“whereby the raw material of human subjectivity (the infant) encounters the laws of culture and the demand to take up a position within the symbolic structures of that culture (meaning). This means giving up original anarchic and asocial drives and desires in favour of those acceptable to the social order. In doing so, the individual is required to repress those drives and desires into the space that at that moment opens up for them, that of the unconscious. Thus, the movement from being into meaning inevitably involves the founding principle of loss.” (Easthope & Mcgowan, 2004, p. 73)

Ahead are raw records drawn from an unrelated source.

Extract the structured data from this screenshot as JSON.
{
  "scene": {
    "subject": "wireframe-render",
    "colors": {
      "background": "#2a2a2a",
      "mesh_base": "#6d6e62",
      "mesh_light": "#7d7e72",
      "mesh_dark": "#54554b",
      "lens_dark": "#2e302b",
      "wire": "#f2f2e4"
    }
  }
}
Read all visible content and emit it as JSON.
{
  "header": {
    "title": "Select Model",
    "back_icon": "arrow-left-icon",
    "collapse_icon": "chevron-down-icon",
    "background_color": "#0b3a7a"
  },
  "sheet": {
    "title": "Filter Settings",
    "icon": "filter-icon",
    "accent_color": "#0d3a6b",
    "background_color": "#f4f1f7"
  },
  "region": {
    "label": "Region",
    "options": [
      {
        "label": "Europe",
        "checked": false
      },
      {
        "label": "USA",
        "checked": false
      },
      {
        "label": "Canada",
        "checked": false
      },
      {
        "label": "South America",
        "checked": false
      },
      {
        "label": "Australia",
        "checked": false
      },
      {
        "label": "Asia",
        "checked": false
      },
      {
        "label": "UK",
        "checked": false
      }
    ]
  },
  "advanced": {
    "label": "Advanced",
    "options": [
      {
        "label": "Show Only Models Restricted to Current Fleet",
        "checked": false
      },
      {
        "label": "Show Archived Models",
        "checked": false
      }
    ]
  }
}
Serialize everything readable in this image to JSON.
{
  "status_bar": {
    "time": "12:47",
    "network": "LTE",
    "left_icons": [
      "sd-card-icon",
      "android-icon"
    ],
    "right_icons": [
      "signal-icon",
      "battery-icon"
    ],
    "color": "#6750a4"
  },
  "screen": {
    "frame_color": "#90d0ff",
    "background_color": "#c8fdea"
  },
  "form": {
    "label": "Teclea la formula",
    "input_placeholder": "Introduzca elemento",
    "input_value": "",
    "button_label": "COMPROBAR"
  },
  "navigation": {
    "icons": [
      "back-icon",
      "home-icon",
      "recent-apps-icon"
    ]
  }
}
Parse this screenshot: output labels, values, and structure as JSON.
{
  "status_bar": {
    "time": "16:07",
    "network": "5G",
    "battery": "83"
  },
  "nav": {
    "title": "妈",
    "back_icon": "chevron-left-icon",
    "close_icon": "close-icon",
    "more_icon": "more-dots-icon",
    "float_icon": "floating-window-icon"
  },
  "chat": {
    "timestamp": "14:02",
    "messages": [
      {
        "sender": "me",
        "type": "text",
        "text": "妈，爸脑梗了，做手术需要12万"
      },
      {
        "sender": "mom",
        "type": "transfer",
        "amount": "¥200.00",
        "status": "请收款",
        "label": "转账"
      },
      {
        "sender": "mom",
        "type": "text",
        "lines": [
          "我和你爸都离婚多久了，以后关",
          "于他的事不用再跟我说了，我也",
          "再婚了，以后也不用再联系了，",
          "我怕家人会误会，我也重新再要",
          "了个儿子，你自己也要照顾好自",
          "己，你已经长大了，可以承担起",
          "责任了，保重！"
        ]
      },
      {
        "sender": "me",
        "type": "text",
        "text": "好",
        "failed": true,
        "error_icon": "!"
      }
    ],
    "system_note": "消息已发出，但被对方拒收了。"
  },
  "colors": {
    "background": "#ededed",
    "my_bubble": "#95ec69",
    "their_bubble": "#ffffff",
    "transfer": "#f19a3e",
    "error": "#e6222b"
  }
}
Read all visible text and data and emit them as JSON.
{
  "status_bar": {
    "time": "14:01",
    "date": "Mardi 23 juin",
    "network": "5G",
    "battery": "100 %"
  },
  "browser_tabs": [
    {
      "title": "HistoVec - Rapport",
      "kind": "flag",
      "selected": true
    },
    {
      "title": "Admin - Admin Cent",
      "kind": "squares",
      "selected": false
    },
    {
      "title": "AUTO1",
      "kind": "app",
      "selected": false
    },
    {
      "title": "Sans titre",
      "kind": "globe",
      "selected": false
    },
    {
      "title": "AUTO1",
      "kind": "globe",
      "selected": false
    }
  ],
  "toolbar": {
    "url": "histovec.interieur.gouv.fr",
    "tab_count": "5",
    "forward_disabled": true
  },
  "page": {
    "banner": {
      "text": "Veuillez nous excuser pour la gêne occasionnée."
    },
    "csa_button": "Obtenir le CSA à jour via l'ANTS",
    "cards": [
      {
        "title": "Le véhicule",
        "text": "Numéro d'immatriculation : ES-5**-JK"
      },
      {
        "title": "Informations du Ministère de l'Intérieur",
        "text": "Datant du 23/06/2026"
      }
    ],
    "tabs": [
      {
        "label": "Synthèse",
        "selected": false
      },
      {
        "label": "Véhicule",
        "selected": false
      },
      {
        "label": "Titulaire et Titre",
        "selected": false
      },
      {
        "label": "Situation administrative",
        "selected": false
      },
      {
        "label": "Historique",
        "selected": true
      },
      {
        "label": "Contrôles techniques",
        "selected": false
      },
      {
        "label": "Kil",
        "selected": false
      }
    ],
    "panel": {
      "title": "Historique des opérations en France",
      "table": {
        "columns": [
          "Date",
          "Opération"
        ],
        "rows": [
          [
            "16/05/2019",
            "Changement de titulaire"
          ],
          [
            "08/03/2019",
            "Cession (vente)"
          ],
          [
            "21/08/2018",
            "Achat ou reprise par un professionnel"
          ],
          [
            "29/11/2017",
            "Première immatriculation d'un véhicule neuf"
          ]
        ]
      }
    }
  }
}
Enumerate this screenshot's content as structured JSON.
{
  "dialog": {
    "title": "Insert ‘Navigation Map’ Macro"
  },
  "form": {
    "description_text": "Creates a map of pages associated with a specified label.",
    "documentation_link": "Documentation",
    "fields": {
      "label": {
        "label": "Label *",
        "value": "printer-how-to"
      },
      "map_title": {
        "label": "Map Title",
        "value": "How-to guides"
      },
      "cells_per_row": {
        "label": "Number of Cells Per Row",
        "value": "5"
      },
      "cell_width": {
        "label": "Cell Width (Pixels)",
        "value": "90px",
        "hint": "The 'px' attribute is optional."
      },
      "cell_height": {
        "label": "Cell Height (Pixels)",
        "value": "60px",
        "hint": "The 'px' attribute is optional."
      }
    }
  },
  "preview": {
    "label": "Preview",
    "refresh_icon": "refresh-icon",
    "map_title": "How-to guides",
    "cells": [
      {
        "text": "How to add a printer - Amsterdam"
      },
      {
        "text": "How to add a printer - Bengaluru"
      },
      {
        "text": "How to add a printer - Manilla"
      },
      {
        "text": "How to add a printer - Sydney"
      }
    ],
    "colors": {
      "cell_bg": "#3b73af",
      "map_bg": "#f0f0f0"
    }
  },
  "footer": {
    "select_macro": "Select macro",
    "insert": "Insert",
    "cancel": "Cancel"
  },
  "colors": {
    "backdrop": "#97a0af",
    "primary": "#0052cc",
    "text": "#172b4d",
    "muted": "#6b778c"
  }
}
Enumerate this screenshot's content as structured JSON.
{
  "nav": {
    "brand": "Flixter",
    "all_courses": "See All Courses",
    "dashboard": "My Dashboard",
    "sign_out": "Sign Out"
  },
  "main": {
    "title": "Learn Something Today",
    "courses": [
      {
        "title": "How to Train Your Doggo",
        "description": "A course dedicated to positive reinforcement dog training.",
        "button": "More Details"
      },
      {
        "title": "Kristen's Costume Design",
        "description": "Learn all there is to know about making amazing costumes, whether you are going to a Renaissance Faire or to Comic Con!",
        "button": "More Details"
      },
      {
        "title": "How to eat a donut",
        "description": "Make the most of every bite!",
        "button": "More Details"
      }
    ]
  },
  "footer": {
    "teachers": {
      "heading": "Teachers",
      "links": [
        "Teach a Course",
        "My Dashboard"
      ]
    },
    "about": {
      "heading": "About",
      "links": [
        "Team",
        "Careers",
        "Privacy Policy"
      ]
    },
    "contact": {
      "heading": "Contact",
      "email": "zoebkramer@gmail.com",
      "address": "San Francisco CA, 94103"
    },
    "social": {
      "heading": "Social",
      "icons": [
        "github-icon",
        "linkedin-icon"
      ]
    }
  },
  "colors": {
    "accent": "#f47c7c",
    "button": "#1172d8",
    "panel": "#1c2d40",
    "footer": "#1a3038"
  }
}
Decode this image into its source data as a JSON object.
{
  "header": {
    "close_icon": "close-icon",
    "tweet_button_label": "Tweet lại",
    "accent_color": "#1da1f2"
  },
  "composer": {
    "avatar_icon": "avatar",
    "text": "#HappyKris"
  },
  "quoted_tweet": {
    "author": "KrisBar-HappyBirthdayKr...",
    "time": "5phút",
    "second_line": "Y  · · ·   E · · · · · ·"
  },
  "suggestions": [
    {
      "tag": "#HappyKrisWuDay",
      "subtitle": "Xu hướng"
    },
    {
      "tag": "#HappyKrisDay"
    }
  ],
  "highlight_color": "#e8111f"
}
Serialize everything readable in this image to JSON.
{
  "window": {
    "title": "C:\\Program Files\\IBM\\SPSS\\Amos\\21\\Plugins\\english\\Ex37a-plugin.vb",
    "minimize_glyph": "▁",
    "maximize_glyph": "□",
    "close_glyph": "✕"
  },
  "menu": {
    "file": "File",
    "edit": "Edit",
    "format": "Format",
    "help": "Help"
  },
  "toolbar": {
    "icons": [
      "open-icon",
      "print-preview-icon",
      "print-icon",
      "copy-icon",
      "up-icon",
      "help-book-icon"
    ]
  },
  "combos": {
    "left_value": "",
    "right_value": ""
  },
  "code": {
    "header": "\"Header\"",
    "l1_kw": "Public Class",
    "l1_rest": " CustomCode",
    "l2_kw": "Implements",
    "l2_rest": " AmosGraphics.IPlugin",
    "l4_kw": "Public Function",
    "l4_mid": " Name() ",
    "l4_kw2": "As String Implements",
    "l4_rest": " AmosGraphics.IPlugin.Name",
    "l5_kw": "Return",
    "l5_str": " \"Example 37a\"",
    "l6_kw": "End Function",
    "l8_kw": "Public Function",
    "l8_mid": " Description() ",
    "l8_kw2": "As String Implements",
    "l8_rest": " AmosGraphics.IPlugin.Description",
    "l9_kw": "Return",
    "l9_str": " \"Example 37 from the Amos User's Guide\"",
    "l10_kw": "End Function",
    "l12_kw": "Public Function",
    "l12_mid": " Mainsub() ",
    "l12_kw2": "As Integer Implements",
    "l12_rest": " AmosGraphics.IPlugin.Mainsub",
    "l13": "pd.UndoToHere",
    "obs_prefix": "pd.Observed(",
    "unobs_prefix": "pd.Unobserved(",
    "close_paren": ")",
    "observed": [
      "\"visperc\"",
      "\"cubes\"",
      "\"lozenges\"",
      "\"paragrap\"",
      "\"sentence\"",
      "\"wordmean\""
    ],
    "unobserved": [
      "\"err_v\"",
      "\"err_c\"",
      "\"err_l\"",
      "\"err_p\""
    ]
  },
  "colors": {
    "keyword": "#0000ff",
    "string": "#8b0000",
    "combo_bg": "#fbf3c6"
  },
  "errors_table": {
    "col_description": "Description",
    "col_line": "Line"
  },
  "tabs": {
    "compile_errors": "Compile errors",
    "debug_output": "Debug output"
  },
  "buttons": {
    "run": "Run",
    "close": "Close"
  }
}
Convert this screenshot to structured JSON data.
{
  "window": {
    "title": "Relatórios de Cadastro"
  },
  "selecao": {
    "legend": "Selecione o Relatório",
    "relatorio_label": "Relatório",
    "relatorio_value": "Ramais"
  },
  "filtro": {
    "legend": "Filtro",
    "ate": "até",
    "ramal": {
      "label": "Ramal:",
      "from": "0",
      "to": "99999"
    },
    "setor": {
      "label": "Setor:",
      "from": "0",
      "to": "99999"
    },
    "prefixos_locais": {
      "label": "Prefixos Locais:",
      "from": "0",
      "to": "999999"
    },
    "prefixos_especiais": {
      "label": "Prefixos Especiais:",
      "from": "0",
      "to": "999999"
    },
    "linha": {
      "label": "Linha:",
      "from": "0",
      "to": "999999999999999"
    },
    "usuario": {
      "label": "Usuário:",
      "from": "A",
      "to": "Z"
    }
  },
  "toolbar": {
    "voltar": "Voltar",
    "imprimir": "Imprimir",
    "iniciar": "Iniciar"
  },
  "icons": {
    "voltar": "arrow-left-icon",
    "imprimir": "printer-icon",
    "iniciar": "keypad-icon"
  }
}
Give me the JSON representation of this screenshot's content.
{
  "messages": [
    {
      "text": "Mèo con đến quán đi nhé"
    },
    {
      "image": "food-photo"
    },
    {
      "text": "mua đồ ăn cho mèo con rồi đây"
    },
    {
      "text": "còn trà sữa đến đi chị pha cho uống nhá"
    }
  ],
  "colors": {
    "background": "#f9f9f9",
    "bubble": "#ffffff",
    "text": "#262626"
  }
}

The function of language is important to understanding the psychological and social formation of the self. Both Lacan and Freud have formulated their ideas on the subject. Lacan, who belonged to a later generation of psychologists than Freud, was of the view that all experiential and existential phenomena discussed in Freudian Theory could be studied in linguistic terms. This is a radical idea that attempts to understand complex cognitive processes in quasi-mathematical terms. The act of internal or external speech “involves intricate, imaginary projections and cross-identifications in which otherness opens up the privileged site of the unconscious.” (Przybylowicz, 1986, p. 5) Hence, a path is paved for understanding individual psychology via an analysis of “the narrative’s rhetorical structures which reveal displaced, repressed desire.” (Przybylowicz, 1986, p. 5) Freud found it problematic in applying his theories and techniques in the study of art and literature. To see the process of literary creation in terms of ‘wish fulfilment’ (which is the basis for human motivation and thought) is neither intuitive nor conventional. Freudian Theory reckons that what manifests as fantasy is actually the unfettered energy of the unconscious.